Isabella wasn’t sure why she followed the woman off to the side of the room where the bored women in orange and brown polyester chatted in Spanish as they poured hot water and coffee. Somehow, coffee seemed like a neutral idea. She couldn’t imagine something important happening in the brightly lit cafe sectioned off by blue nylon curtains. The excited chattering women in front of them took hot water for their Celestial Seasonings teas, and started enthusiastically showing off their tarot card collections.
Mona smiled as she carried her cup of coffee and orange over to an empty table. “I like the tarot cards myself,” she said after introducing herself. “The art is usually so beautiful. But the power isn’t in the cards, and not everyone understands that.”
Cradling her coffee as she sat down, Isabella just sighed. “Sometimes, I think that people who use the cards want the easy way, the way that gives them what they want but doesn’t change them, not inside. Real power doesn’t work like that.”
“No,” agreed Mona, sipping her coffee. “It doesn’t. It isn’t that easy, but it can be beautiful. It helps when the seeker is grounded, and centered. You need to understand and respect your own boundaries, and to know and to deal with your own pains and hurts first. Otherwise, you project the things you don’t accept about yourself onto others, and do harm. The first rule, the one all of us with power must learn, is to do no harm.”

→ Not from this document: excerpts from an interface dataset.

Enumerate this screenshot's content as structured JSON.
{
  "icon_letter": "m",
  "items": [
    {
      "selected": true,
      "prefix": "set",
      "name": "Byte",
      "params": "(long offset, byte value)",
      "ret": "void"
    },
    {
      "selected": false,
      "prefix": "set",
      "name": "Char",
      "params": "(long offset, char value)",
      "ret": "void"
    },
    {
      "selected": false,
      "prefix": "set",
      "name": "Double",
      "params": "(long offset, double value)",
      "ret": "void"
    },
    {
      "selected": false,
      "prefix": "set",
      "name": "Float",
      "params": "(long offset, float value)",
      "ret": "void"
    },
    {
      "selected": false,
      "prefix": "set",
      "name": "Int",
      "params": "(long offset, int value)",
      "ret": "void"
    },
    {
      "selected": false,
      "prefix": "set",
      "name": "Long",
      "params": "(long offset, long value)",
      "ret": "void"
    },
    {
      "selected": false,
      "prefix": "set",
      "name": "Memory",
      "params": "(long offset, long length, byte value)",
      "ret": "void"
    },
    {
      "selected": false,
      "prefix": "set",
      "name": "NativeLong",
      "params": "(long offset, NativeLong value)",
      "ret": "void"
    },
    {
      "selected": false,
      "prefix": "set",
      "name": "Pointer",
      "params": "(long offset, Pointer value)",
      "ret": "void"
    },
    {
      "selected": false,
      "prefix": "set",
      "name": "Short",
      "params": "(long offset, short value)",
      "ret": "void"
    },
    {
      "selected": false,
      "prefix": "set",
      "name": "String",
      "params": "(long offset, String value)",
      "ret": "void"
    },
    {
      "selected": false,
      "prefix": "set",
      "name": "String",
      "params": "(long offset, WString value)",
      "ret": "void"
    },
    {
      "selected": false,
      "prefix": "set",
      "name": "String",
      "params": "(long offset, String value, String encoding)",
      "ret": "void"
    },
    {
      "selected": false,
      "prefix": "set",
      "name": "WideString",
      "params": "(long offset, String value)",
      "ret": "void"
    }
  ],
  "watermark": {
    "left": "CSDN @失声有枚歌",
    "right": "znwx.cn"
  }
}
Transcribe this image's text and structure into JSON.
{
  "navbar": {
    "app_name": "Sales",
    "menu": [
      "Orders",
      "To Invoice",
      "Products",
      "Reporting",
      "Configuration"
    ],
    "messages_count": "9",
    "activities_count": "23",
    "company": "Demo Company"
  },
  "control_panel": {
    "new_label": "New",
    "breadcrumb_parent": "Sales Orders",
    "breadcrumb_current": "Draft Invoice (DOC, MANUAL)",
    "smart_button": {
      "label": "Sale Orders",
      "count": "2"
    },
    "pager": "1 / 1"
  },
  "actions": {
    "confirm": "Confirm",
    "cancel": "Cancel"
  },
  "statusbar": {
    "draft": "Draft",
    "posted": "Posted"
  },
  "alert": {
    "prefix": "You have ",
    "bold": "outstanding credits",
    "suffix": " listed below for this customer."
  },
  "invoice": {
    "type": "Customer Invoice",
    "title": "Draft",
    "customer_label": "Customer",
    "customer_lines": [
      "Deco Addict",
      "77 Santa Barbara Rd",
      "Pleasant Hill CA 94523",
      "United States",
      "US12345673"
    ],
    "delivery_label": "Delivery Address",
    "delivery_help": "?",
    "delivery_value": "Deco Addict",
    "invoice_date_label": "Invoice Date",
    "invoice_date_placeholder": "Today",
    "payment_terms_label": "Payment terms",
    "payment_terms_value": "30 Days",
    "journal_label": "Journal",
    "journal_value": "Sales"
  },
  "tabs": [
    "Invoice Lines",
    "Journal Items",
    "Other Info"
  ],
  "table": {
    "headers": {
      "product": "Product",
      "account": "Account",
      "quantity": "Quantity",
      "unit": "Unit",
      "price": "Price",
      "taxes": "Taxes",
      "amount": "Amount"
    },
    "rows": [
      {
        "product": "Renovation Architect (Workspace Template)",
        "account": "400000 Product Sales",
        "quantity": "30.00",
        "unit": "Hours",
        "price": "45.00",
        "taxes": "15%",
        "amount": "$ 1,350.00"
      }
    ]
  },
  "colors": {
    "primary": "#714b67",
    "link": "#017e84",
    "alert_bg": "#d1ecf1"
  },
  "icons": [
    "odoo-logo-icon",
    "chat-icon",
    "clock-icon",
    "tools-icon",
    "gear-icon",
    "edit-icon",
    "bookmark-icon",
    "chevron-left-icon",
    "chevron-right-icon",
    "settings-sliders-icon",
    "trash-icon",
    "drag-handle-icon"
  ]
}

“But, is it important–all this stuff? The crystals, the tarot, the knives and herbs and spells and stuff, I mean? Does all this stuff help make the power make sense?” Her voice was hesitant as she asked, carefully cradling her cup of coffee between her hands.
Mona smiled. “For the right person, the tools can be a useful focus point, a way to understand and organize their universe and explain how their world differs from the way others see it.” She looked around. “Just like wearing symbols like the pentagon, or the cross, are symbols for others to see and understand that these are people who don’t organize their world the way others expect.”
“What about the ones who …. don’t need .. or want the … toys? Where do they fit in all of this? Or, do they fit?” And Mona nodded slowly, hearing the question that the girl with the dark blue eyes wasn’t asking.
Mona smiled, and the girl sensed that this woman understood the power in a very practical way, and had experienced the touch of the divine. “Each of us finds our own way.” Then, Mona grinned as she looked around the room. “We come and sift through all of this to find that one connection that called us here. It helps to not take it all so seriously.” She peeled her orange, offering a small piece to Isabella. “To remember the joy in the connections between us, and the holy that calls us together, no matter what name we give it. It helps, too, not to take it all so seriously. And to remember, sometimes, that the whole point can be the beauty in the art on the cards.”